Tally the lines of the entries in which the string "screenshot" occurs, and say only how many.

==== STUDY MATERIAL

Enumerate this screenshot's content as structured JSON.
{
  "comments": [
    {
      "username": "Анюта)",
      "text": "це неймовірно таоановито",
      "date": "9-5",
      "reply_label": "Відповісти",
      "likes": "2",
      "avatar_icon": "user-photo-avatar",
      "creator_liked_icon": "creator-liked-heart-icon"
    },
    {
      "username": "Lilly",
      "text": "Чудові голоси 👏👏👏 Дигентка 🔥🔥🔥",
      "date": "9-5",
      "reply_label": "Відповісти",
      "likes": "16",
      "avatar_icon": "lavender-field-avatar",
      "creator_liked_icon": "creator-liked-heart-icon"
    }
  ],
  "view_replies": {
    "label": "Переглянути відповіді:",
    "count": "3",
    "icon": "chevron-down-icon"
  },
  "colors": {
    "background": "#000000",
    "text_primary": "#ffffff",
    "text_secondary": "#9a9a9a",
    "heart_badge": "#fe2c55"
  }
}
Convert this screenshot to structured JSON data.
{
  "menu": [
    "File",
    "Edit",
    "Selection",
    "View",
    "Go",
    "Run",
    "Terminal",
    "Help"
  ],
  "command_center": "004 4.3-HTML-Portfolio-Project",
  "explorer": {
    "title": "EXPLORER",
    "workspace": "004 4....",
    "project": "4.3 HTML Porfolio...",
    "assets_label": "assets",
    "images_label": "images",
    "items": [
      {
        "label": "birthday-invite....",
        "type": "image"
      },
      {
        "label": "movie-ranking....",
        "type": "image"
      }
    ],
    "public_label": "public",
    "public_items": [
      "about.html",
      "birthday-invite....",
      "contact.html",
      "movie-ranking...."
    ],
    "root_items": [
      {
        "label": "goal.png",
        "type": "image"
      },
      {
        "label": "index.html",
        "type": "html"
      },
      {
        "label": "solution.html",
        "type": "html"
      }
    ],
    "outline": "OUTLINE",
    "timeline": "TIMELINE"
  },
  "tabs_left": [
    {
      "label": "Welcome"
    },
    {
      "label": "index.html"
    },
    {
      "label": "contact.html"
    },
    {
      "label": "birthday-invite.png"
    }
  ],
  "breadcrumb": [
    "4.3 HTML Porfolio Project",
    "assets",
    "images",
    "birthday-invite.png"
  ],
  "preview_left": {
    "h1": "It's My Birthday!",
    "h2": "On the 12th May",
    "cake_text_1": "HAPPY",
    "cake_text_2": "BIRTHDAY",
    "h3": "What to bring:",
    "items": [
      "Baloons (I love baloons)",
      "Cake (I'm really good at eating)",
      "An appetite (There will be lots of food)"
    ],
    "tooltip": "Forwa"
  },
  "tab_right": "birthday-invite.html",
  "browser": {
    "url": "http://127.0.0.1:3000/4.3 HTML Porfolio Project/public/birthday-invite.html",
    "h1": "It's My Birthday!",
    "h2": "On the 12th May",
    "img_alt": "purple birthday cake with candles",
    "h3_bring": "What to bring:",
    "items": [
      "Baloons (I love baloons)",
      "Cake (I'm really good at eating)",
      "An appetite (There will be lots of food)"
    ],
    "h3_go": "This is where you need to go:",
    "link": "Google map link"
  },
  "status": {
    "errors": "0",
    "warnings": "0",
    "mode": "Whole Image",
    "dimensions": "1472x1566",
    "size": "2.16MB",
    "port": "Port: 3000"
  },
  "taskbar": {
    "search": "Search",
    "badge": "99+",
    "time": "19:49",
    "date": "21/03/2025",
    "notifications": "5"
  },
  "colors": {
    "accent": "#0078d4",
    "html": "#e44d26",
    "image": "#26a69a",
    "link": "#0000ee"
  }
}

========

### COMPLETED EXERCISE
2